Capitalize on the spike in convenience-style shopping by building an endcap display that gets shoppers started thinking about using grapes as an ingredient in a meal, versus just simply a snack item, suggests Robinson Fresh’s Kampa. “Include all the ingredients for a fun dish like a grape and gorgonzola pizza on the end cap. You can do this virtually, too, through switching up the keywords associated with items so other products that are part of a recipe can appear for ‘suggested’ or ‘recommended’ items.

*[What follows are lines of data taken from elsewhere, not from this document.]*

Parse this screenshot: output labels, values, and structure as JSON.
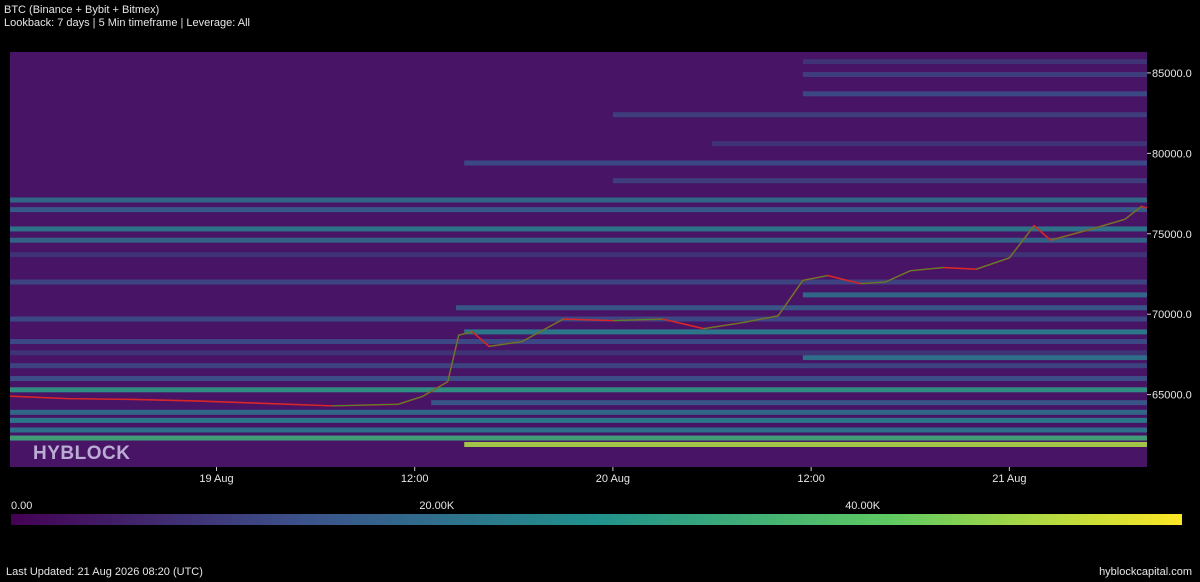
{
  "header": {
    "title": "BTC (Binance + Bybit + Bitmex)",
    "subtitle": "Lookback: 7 days | 5 Min timeframe | Leverage: All"
  },
  "watermark": "HYBLOCK",
  "footer": {
    "last_updated": "Last Updated: 21 Aug 2026 08:20 (UTC)",
    "site": "hyblockcapital.com"
  },
  "colors": {
    "background": "#000000",
    "heatmap_low": "#440154",
    "heatmap_mid": "#21918c",
    "heatmap_high": "#fde725",
    "candle_up": "#2ca02c",
    "candle_down": "#d62728"
  },
  "chart_data": {
    "type": "heatmap",
    "y_axis": {
      "range": [
        60500,
        86300
      ],
      "ticks": [
        65000,
        70000,
        75000,
        80000,
        85000
      ],
      "tick_labels": [
        "65000.0",
        "70000.0",
        "75000.0",
        "80000.0",
        "85000.0"
      ],
      "side": "right"
    },
    "x_axis": {
      "range": [
        "2026-08-18T11:30",
        "2026-08-21T08:20"
      ],
      "ticks": [
        "2026-08-19T00:00",
        "2026-08-19T12:00",
        "2026-08-20T00:00",
        "2026-08-20T12:00",
        "2026-08-21T00:00"
      ],
      "tick_labels": [
        "19 Aug",
        "12:00",
        "20 Aug",
        "12:00",
        "21 Aug"
      ]
    },
    "colorbar": {
      "min": 0,
      "max": 55000,
      "ticks": [
        0,
        20000,
        40000
      ],
      "tick_labels": [
        "0.00",
        "20.00K",
        "40.00K"
      ],
      "colormap": "viridis"
    },
    "price_series": [
      {
        "t": "2026-08-18T11:30",
        "price": 64900
      },
      {
        "t": "2026-08-18T15:00",
        "price": 64750
      },
      {
        "t": "2026-08-18T19:00",
        "price": 64700
      },
      {
        "t": "2026-08-18T23:00",
        "price": 64600
      },
      {
        "t": "2026-08-19T03:00",
        "price": 64450
      },
      {
        "t": "2026-08-19T07:00",
        "price": 64300
      },
      {
        "t": "2026-08-19T11:00",
        "price": 64400
      },
      {
        "t": "2026-08-19T12:30",
        "price": 64900
      },
      {
        "t": "2026-08-19T14:00",
        "price": 65800
      },
      {
        "t": "2026-08-19T14:40",
        "price": 68700
      },
      {
        "t": "2026-08-19T15:30",
        "price": 68900
      },
      {
        "t": "2026-08-19T16:30",
        "price": 68000
      },
      {
        "t": "2026-08-19T18:30",
        "price": 68300
      },
      {
        "t": "2026-08-19T21:00",
        "price": 69700
      },
      {
        "t": "2026-08-20T00:00",
        "price": 69600
      },
      {
        "t": "2026-08-20T03:00",
        "price": 69700
      },
      {
        "t": "2026-08-20T05:30",
        "price": 69100
      },
      {
        "t": "2026-08-20T08:00",
        "price": 69500
      },
      {
        "t": "2026-08-20T10:00",
        "price": 69900
      },
      {
        "t": "2026-08-20T11:30",
        "price": 72100
      },
      {
        "t": "2026-08-20T13:00",
        "price": 72400
      },
      {
        "t": "2026-08-20T15:00",
        "price": 71900
      },
      {
        "t": "2026-08-20T16:30",
        "price": 72000
      },
      {
        "t": "2026-08-20T18:00",
        "price": 72700
      },
      {
        "t": "2026-08-20T20:00",
        "price": 72900
      },
      {
        "t": "2026-08-20T22:00",
        "price": 72800
      },
      {
        "t": "2026-08-21T00:00",
        "price": 73500
      },
      {
        "t": "2026-08-21T01:30",
        "price": 75500
      },
      {
        "t": "2026-08-21T02:30",
        "price": 74600
      },
      {
        "t": "2026-08-21T05:00",
        "price": 75300
      },
      {
        "t": "2026-08-21T07:00",
        "price": 75900
      },
      {
        "t": "2026-08-21T08:00",
        "price": 76700
      },
      {
        "t": "2026-08-21T08:20",
        "price": 76600
      }
    ],
    "liquidation_bands": [
      {
        "price": 61900,
        "intensity": 48000,
        "start": "2026-08-19T15:00"
      },
      {
        "price": 62300,
        "intensity": 34000,
        "start": "2026-08-18T11:30"
      },
      {
        "price": 62800,
        "intensity": 22000,
        "start": "2026-08-18T11:30"
      },
      {
        "price": 63400,
        "intensity": 24000,
        "start": "2026-08-18T11:30"
      },
      {
        "price": 63900,
        "intensity": 20000,
        "start": "2026-08-18T11:30"
      },
      {
        "price": 64500,
        "intensity": 16000,
        "start": "2026-08-19T13:00"
      },
      {
        "price": 65300,
        "intensity": 30000,
        "start": "2026-08-18T11:30"
      },
      {
        "price": 66000,
        "intensity": 14000,
        "start": "2026-08-18T11:30"
      },
      {
        "price": 66800,
        "intensity": 12000,
        "start": "2026-08-18T11:30"
      },
      {
        "price": 67300,
        "intensity": 22000,
        "start": "2026-08-20T11:30"
      },
      {
        "price": 67600,
        "intensity": 9000,
        "start": "2026-08-18T11:30"
      },
      {
        "price": 68300,
        "intensity": 13000,
        "start": "2026-08-18T11:30"
      },
      {
        "price": 68900,
        "intensity": 24000,
        "start": "2026-08-19T15:00"
      },
      {
        "price": 69700,
        "intensity": 13000,
        "start": "2026-08-18T11:30"
      },
      {
        "price": 70400,
        "intensity": 16000,
        "start": "2026-08-19T14:30"
      },
      {
        "price": 71200,
        "intensity": 20000,
        "start": "2026-08-20T11:30"
      },
      {
        "price": 72000,
        "intensity": 12000,
        "start": "2026-08-18T11:30"
      },
      {
        "price": 73700,
        "intensity": 9000,
        "start": "2026-08-18T11:30"
      },
      {
        "price": 74600,
        "intensity": 19000,
        "start": "2026-08-18T11:30"
      },
      {
        "price": 75300,
        "intensity": 23000,
        "start": "2026-08-18T11:30"
      },
      {
        "price": 76500,
        "intensity": 17000,
        "start": "2026-08-18T11:30"
      },
      {
        "price": 77100,
        "intensity": 20000,
        "start": "2026-08-18T11:30"
      },
      {
        "price": 78300,
        "intensity": 11000,
        "start": "2026-08-20T00:00"
      },
      {
        "price": 79400,
        "intensity": 13000,
        "start": "2026-08-19T15:00"
      },
      {
        "price": 80600,
        "intensity": 9000,
        "start": "2026-08-20T06:00"
      },
      {
        "price": 82400,
        "intensity": 11000,
        "start": "2026-08-20T00:00"
      },
      {
        "price": 83700,
        "intensity": 13000,
        "start": "2026-08-20T11:30"
      },
      {
        "price": 84900,
        "intensity": 11000,
        "start": "2026-08-20T11:30"
      },
      {
        "price": 85700,
        "intensity": 9000,
        "start": "2026-08-20T11:30"
      }
    ]
  }
}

Go beyond grouping ingredients together by providing recipes in the form of printed or digital cards, Kampa adds. “When shopping online, make it easy for consumers to add grapes and other ingredients on the recipe card to their digital shopping list for ease of transitions. From a recent primary survey we conducted, we found that 71% of shoppers who shop online do not use an app that remembers their shopping list, but they still desire this.”


Promotional pricing for grape sales is the most-used tactic both in hi-low and EDLP (everyday low price) formats, according to Pandol. “Prices below 99 cents per pound creates resistance among customers. ‘It’s too cheap; something must be wrong with it,’ they think. As a grower, I can’t sell grapes at 99 cents a pound, why should a store? There is also an equally out of control problem of pricing regular grapes far too high. Other than a high shrink specialty, nothing needs to be over $3 a pound. We see stores running grapes at $3.49, so when they go to 89 cents it looks more extreme. Consumers don’t have a good idea of what grapes should cost, because they see such a wide range of pricing in the store.”

Research by the California Table Grape Commission, based in Fresno, CA, reveals that when grapes are promoted at a discount on the front page in a feature ad, it is twice more effective than just an in-store special. This is reinforced by the fact that 51% of primary shoppers used printed circulars to help them prepare their shopping lists.

“Both regional and national chains are embracing digital coupons, and we have supported them for all Chilean fruits. We like how measurable it is, as we can see exactly how many coupons were downloaded and how many were redeemed. It’s also easy to test different things, whether different offers, different regions, etc.,” says the CFFA’s Brux.

Beyond price, grapes are ripe for seasonal promotions.

“Summer has the benefit of several holiday get-togethers with Memorial Day, Father’s Day, Fourth of July and Labor Day, moving right into the back-to-school time. All these holidays back-to-back in the summer months result in an increase of 45% from May to June. Also, the back-to-school time corresponds with the peak domestic season, and August to November is when retail volume sales increase by 60% over other months,” says Robinson Fresh’s Kampa.

Winter can be a strong time for grapes, too, Kampa adds, as the South American import season offers a reliable supply and many of the new aged varieties grown in California to create a consistent year-round eating experience.